With the market still flat-lined, the home construction industry is getting creative, offering price cuts and home trades.
The recent demise of Rottlund Homes, one of Minnesota's most venerable builders, is painful evidence of how the area's home construction industry is on the brink.
With sales at record lows, material costs on the rise and growing competition from foreclosures, builders are adapting in all sorts of new ways to avoid the same fate as Rottlund.
"Home building is pretty much dead in the water," said Wells Fargo & Co. economist Mark Vitner in a recent interview.
Price declines for new houses are now worse than those of existing homes, with the price per square foot for new houses at its lowest level in a decade. Over the past three years, the average sale price per square foot of new houses in the Twin Cities dropped 10 percent compared with an 8.9 percent decline for existing ones.
Such realities are forcing builders to get creative. Some are drastically cutting prices to compete with distressed sales and be more strategic about where they build homes. One local builder is offering a program that would trade an existing home for a new one.
"We're trying to be competitive with everything out there," said Jason Semler, the sales manager for Semler Homes.
Semler said his company is building homes for much less profit than it did five years ago because it is competing with slightly used houses that often sell for tens of thousands of dollars less and are similar in size and appearance. It's also not uncommon for these homes to be within the same development.

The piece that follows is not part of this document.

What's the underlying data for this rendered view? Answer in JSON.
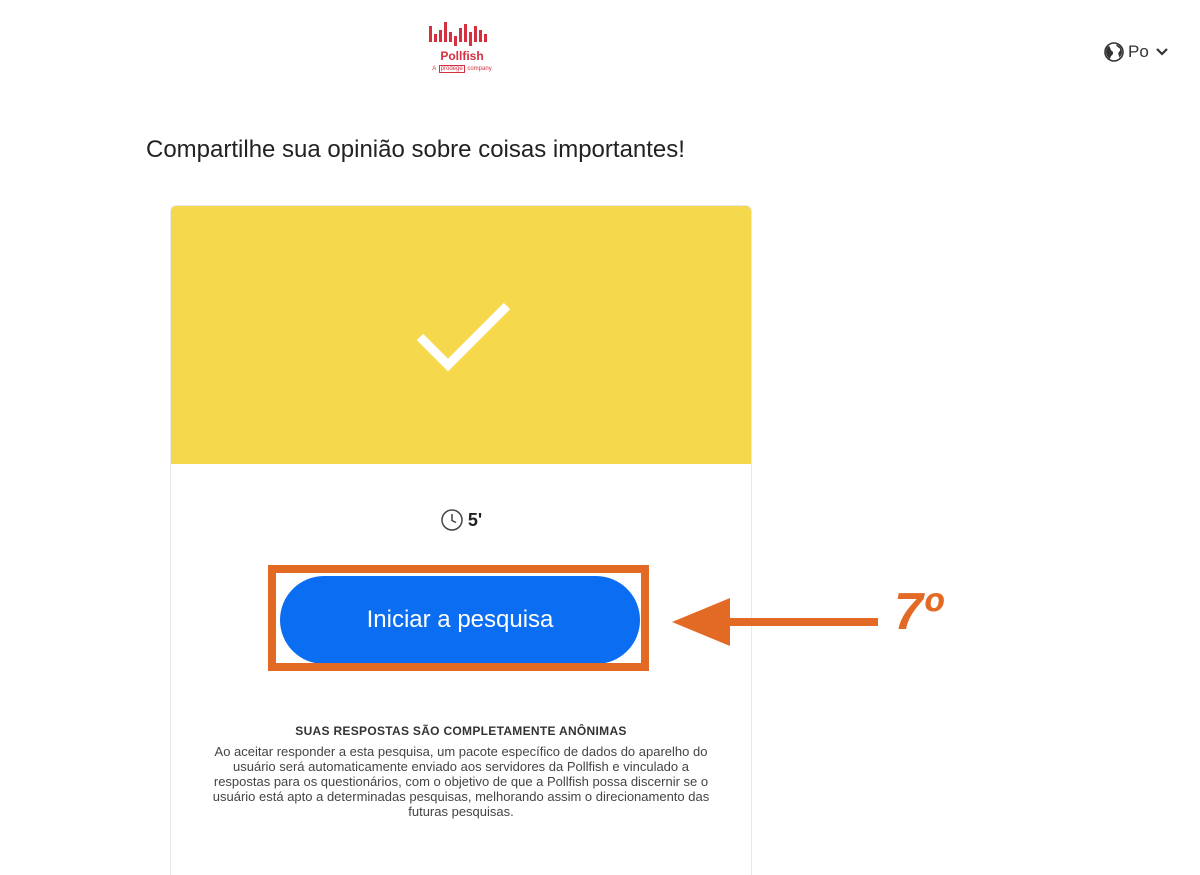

Semler, for example, is building in the Lakes of Blaine, a huge master-planned community that's been around long enough for there to be many resales.

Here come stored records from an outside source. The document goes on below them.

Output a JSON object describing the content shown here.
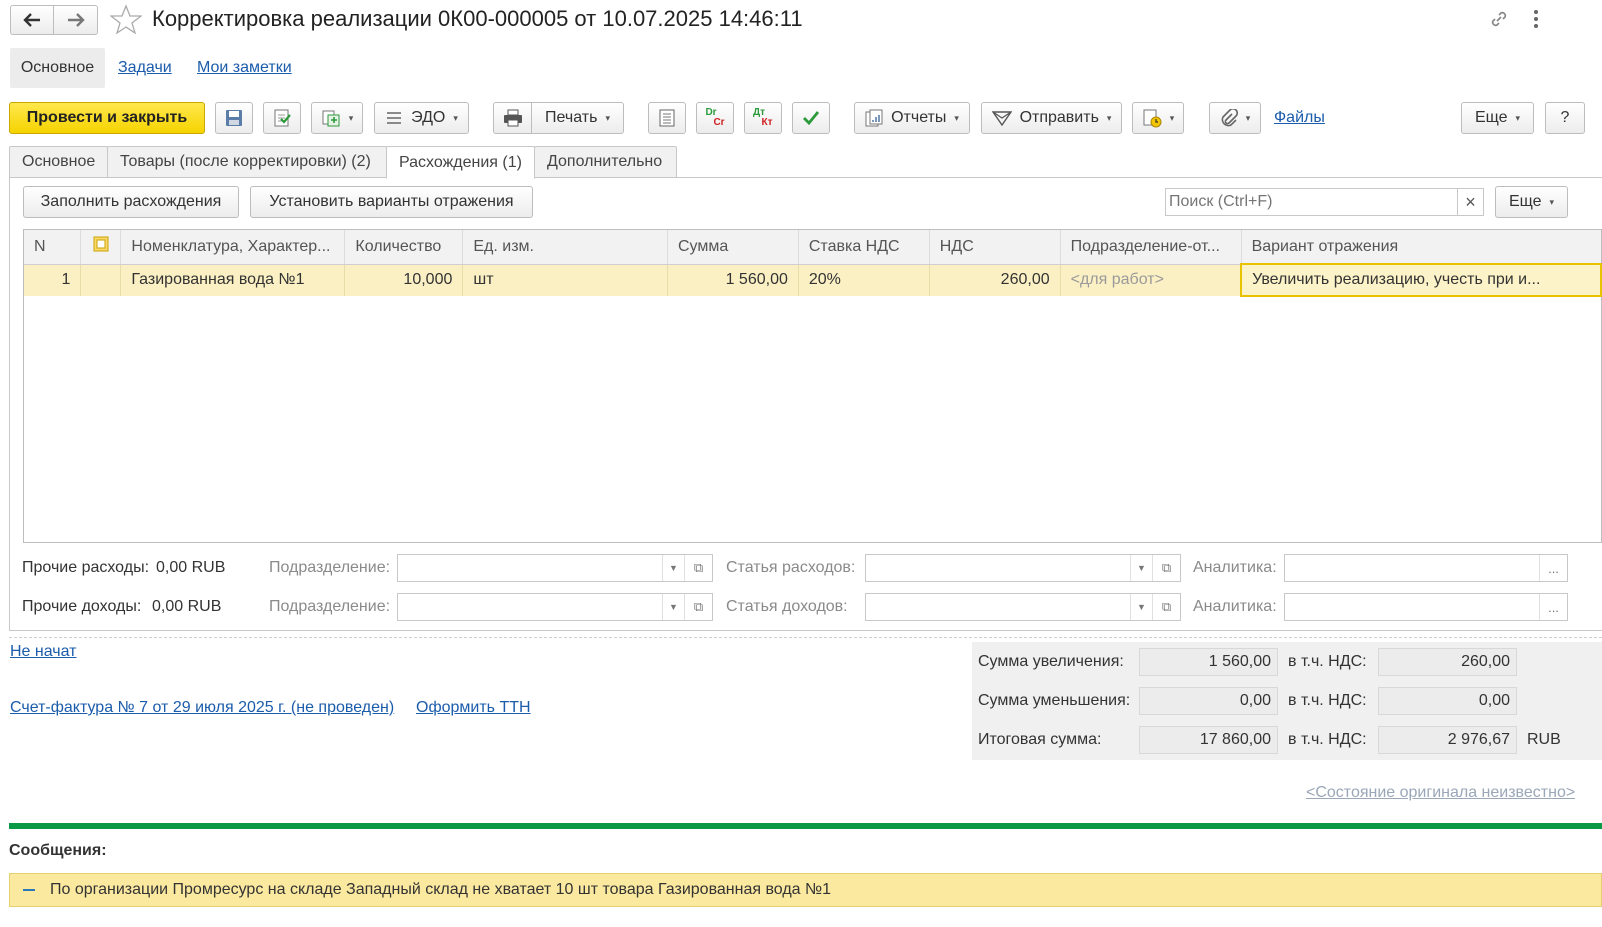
{
  "window": {
    "title": "Корректировка реализации 0К00-000005 от 10.07.2025 14:46:11"
  },
  "nav_tabs": {
    "main": "Основное",
    "tasks": "Задачи",
    "notes": "Мои заметки"
  },
  "toolbar": {
    "post_close": "Провести и закрыть",
    "edo": "ЭДО",
    "print": "Печать",
    "dr_cr_top": "Dr",
    "dr_cr_bottom": "Cr",
    "dt_kt_top": "Дт",
    "dt_kt_bottom": "Кт",
    "reports": "Отчеты",
    "send": "Отправить",
    "files": "Файлы",
    "more": "Еще",
    "help": "?"
  },
  "tabs": [
    "Основное",
    "Товары (после корректировки) (2)",
    "Расхождения (1)",
    "Дополнительно"
  ],
  "subtoolbar": {
    "fill": "Заполнить расхождения",
    "set_variants": "Установить варианты отражения",
    "search_placeholder": "Поиск (Ctrl+F)",
    "clear": "×",
    "more": "Еще"
  },
  "table": {
    "headers": [
      "N",
      "",
      "Номенклатура, Характер...",
      "Количество",
      "Ед. изм.",
      "Сумма",
      "Ставка НДС",
      "НДС",
      "Подразделение-от...",
      "Вариант отражения"
    ],
    "rows": [
      [
        "1",
        "",
        "Газированная вода №1",
        "10,000",
        "шт",
        "1 560,00",
        "20%",
        "260,00",
        "<для работ>",
        "Увеличить реализацию, учесть при и..."
      ]
    ]
  },
  "other": {
    "expenses_label": "Прочие расходы:",
    "expenses_value": "0,00 RUB",
    "income_label": "Прочие доходы:",
    "income_value": "0,00 RUB",
    "division_label": "Подразделение:",
    "expense_item_label": "Статья расходов:",
    "income_item_label": "Статья доходов:",
    "analytics_label": "Аналитика:",
    "ellipsis": "..."
  },
  "footer": {
    "status_link": "Не начат",
    "invoice_link": "Счет-фактура № 7 от 29 июля 2025 г. (не проведен)",
    "ttn_link": "Оформить ТТН",
    "original_state": "<Состояние оригинала неизвестно>"
  },
  "totals": {
    "increase_label": "Сумма увеличения:",
    "increase_value": "1 560,00",
    "decrease_label": "Сумма уменьшения:",
    "decrease_value": "0,00",
    "total_label": "Итоговая сумма:",
    "total_value": "17 860,00",
    "vat_label": "в т.ч. НДС:",
    "increase_vat": "260,00",
    "decrease_vat": "0,00",
    "total_vat": "2 976,67",
    "currency": "RUB"
  },
  "messages": {
    "title": "Сообщения:",
    "items": [
      "По организации Промресурс на складе Западный склад не хватает 10 шт товара Газированная вода №1"
    ]
  },
  "colors": {
    "accent_yellow": "#f5d300",
    "row_highlight": "#fbf0c4",
    "link": "#1b5cab",
    "divider_green": "#0a9a45"
  }
}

He is trying to market a new 2,330-square-foot house in Blaine for $329,900. In the same area there's a similarly sized house built in 2003, but priced at $299,900 after selling for nearly $370,000 in 2004. In a nearby development there's a 2004 house with almost 2,800 square feet. It's a short sale and is about $135,000 less expensive.
Semler Homes is one of several builders working in Blaine, which leads the Twin Cities metro area in construction and is one of the most competitive suburbs for building.

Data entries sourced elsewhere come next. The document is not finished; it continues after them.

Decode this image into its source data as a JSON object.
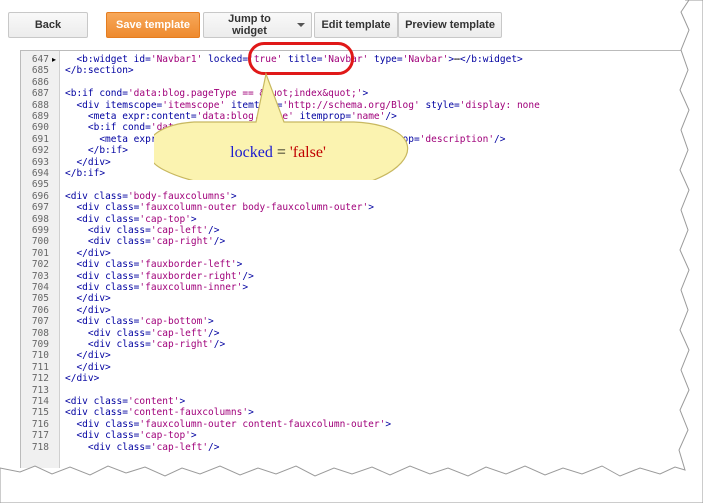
{
  "toolbar": {
    "back_label": "Back",
    "save_label": "Save template",
    "jump_label": "Jump to widget",
    "edit_label": "Edit template",
    "preview_label": "Preview template"
  },
  "editor": {
    "lines": [
      {
        "num": "647",
        "fold": "▸",
        "html": "  <span class=\"tag\">&lt;b:widget</span> <span class=\"attr\">id=</span><span class=\"str\">'Navbar1'</span> <span class=\"attr\">locked=</span><span class=\"str\">'true'</span> <span class=\"attr\">title=</span><span class=\"str\">'Navbar'</span> <span class=\"attr\">type=</span><span class=\"str\">'Navbar'</span><span class=\"tag\">&gt;</span>⋯<span class=\"tag\">&lt;/b:widget&gt;</span>"
      },
      {
        "num": "685",
        "fold": "",
        "html": "<span class=\"tag\">&lt;/b:section&gt;</span>"
      },
      {
        "num": "686",
        "fold": "",
        "html": ""
      },
      {
        "num": "687",
        "fold": "",
        "html": "<span class=\"tag\">&lt;b:if</span> <span class=\"attr\">cond=</span><span class=\"str\">'data:blog.pageType == &amp;quot;index&amp;quot;'</span><span class=\"tag\">&gt;</span>"
      },
      {
        "num": "688",
        "fold": "",
        "html": "  <span class=\"tag\">&lt;div</span> <span class=\"attr\">itemscope=</span><span class=\"str\">'itemscope'</span> <span class=\"attr\">itemtype=</span><span class=\"str\">'http://schema.org/Blog'</span> <span class=\"attr\">style=</span><span class=\"str\">'display: none</span>"
      },
      {
        "num": "689",
        "fold": "",
        "html": "    <span class=\"tag\">&lt;meta</span> <span class=\"attr\">expr:content=</span><span class=\"str\">'data:blog.title'</span> <span class=\"attr\">itemprop=</span><span class=\"str\">'name'</span><span class=\"tag\">/&gt;</span>"
      },
      {
        "num": "690",
        "fold": "",
        "html": "    <span class=\"tag\">&lt;b:if</span> <span class=\"attr\">cond=</span><span class=\"str\">'data:blog.metaDescription'</span><span class=\"tag\">&gt;</span>"
      },
      {
        "num": "691",
        "fold": "",
        "html": "      <span class=\"tag\">&lt;meta</span> <span class=\"attr\">expr:content=</span><span class=\"str\">'data:blog.metaDescription'</span> <span class=\"attr\">itemprop=</span><span class=\"str\">'description'</span><span class=\"tag\">/&gt;</span>"
      },
      {
        "num": "692",
        "fold": "",
        "html": "    <span class=\"tag\">&lt;/b:if&gt;</span>"
      },
      {
        "num": "693",
        "fold": "",
        "html": "  <span class=\"tag\">&lt;/div&gt;</span>"
      },
      {
        "num": "694",
        "fold": "",
        "html": "<span class=\"tag\">&lt;/b:if&gt;</span>"
      },
      {
        "num": "695",
        "fold": "",
        "html": ""
      },
      {
        "num": "696",
        "fold": "",
        "html": "<span class=\"tag\">&lt;div</span> <span class=\"attr\">class=</span><span class=\"str\">'body-fauxcolumns'</span><span class=\"tag\">&gt;</span>"
      },
      {
        "num": "697",
        "fold": "",
        "html": "  <span class=\"tag\">&lt;div</span> <span class=\"attr\">class=</span><span class=\"str\">'fauxcolumn-outer body-fauxcolumn-outer'</span><span class=\"tag\">&gt;</span>"
      },
      {
        "num": "698",
        "fold": "",
        "html": "  <span class=\"tag\">&lt;div</span> <span class=\"attr\">class=</span><span class=\"str\">'cap-top'</span><span class=\"tag\">&gt;</span>"
      },
      {
        "num": "699",
        "fold": "",
        "html": "    <span class=\"tag\">&lt;div</span> <span class=\"attr\">class=</span><span class=\"str\">'cap-left'</span><span class=\"tag\">/&gt;</span>"
      },
      {
        "num": "700",
        "fold": "",
        "html": "    <span class=\"tag\">&lt;div</span> <span class=\"attr\">class=</span><span class=\"str\">'cap-right'</span><span class=\"tag\">/&gt;</span>"
      },
      {
        "num": "701",
        "fold": "",
        "html": "  <span class=\"tag\">&lt;/div&gt;</span>"
      },
      {
        "num": "702",
        "fold": "",
        "html": "  <span class=\"tag\">&lt;div</span> <span class=\"attr\">class=</span><span class=\"str\">'fauxborder-left'</span><span class=\"tag\">&gt;</span>"
      },
      {
        "num": "703",
        "fold": "",
        "html": "  <span class=\"tag\">&lt;div</span> <span class=\"attr\">class=</span><span class=\"str\">'fauxborder-right'</span><span class=\"tag\">/&gt;</span>"
      },
      {
        "num": "704",
        "fold": "",
        "html": "  <span class=\"tag\">&lt;div</span> <span class=\"attr\">class=</span><span class=\"str\">'fauxcolumn-inner'</span><span class=\"tag\">&gt;</span>"
      },
      {
        "num": "705",
        "fold": "",
        "html": "  <span class=\"tag\">&lt;/div&gt;</span>"
      },
      {
        "num": "706",
        "fold": "",
        "html": "  <span class=\"tag\">&lt;/div&gt;</span>"
      },
      {
        "num": "707",
        "fold": "",
        "html": "  <span class=\"tag\">&lt;div</span> <span class=\"attr\">class=</span><span class=\"str\">'cap-bottom'</span><span class=\"tag\">&gt;</span>"
      },
      {
        "num": "708",
        "fold": "",
        "html": "    <span class=\"tag\">&lt;div</span> <span class=\"attr\">class=</span><span class=\"str\">'cap-left'</span><span class=\"tag\">/&gt;</span>"
      },
      {
        "num": "709",
        "fold": "",
        "html": "    <span class=\"tag\">&lt;div</span> <span class=\"attr\">class=</span><span class=\"str\">'cap-right'</span><span class=\"tag\">/&gt;</span>"
      },
      {
        "num": "710",
        "fold": "",
        "html": "  <span class=\"tag\">&lt;/div&gt;</span>"
      },
      {
        "num": "711",
        "fold": "",
        "html": "  <span class=\"tag\">&lt;/div&gt;</span>"
      },
      {
        "num": "712",
        "fold": "",
        "html": "<span class=\"tag\">&lt;/div&gt;</span>"
      },
      {
        "num": "713",
        "fold": "",
        "html": ""
      },
      {
        "num": "714",
        "fold": "",
        "html": "<span class=\"tag\">&lt;div</span> <span class=\"attr\">class=</span><span class=\"str\">'content'</span><span class=\"tag\">&gt;</span>"
      },
      {
        "num": "715",
        "fold": "",
        "html": "<span class=\"tag\">&lt;div</span> <span class=\"attr\">class=</span><span class=\"str\">'content-fauxcolumns'</span><span class=\"tag\">&gt;</span>"
      },
      {
        "num": "716",
        "fold": "",
        "html": "  <span class=\"tag\">&lt;div</span> <span class=\"attr\">class=</span><span class=\"str\">'fauxcolumn-outer content-fauxcolumn-outer'</span><span class=\"tag\">&gt;</span>"
      },
      {
        "num": "717",
        "fold": "",
        "html": "  <span class=\"tag\">&lt;div</span> <span class=\"attr\">class=</span><span class=\"str\">'cap-top'</span><span class=\"tag\">&gt;</span>"
      },
      {
        "num": "718",
        "fold": "",
        "html": "    <span class=\"tag\">&lt;div</span> <span class=\"attr\">class=</span><span class=\"str\">'cap-left'</span><span class=\"tag\">/&gt;</span>"
      }
    ]
  },
  "callout": {
    "keyword": "locked",
    "operator": " = ",
    "value": "'false'",
    "fill": "#fbf3b0",
    "keyword_color": "#1a1ad0",
    "value_color": "#c00000",
    "ring_color": "#e01818"
  }
}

Financing capital is key
Tom Budzynski of TJB Homes in Blaine said his sales are picking up, but that's in large part because he's developed a "guaranteed trade program" that allows buyers to essentially trade their existing home for a new one. It's a concept TJB is trying because many owners are unable to sell because they owe more on their homes than what they are worth.
The strategy helped him achieve record sales by selling eight houses since the middle of September. He expects sales to double next year.
"The market has changed and we have adapted," he said.
Jeff Schoenwetter is being much more careful about where he builds. The owner of JMS Custom Homes in Edina said he has created a niche for himself by buying existing homes one at a time in high-demand neighborhoods in Edina and the western suburbs and replacing them with upscale houses.
Experts say such strategies are prudent in this difficult economic environment. Builders who are most likely to survive are the ones with the financing to take advantage of cheap land prices and focus on areas where supplies are the tightest.
Schoenwetter is choosing to be more conservative and is not investing in land deals for major housing developments. But national builders like Pulte Homes, which have the capital to pursue bigger projects, have been acquiring land for future developments while prices remain low.
"Whoever has the capital to finance operations is who's going to survive in this environment," said Marv McDaris, Pulte's Minnesota division president.
In some cases, land is selling for half of what it sold for five years ago because many builders over-invested in land and had to give it back to the bank because they were unable to make the payments.
McDaris said he is focusing on undeveloped parcels that are large enough to essentially create his own market to avoid competing with existing homes. However, it may be several years before Pulte builds on the land because of slower sales.
In for a long wait
Until home demand picks up, home builders will try to hang on, but recent data suggest builders may be in for a long wait. The number of permits pulled for new homes in the 13-county metro area as of the end of October was 2,450, a far cry from October 2007 when 4,232 permits were pulled, according to the Builders Association of the Twin Cities.
And Rottlund, which will cease operations in December after 38 years in business, is only the latest casualty of the housing shakeout. Membership in the Builders Association has fallen almost half from its peak of 1,900 in 2006.
Wells Fargo's Vitner said he's not worried about the big national builders. Most of them have lined up financing at least until 2015 and will weather the storm. But the situation isn't as promising for many smaller, local companies.
Rich Riemersma, president of the Builders Association and co-owner of Shoreview-based Imperial Homes, said while he thinks the market has already hit bottom, he's not convinced that there won't be another Rottlund.
"It's going to be a slow crawl out," he said. "And if you're not positioned right, there will still be some that won't make it."
Jim Buchta • 612-673-7376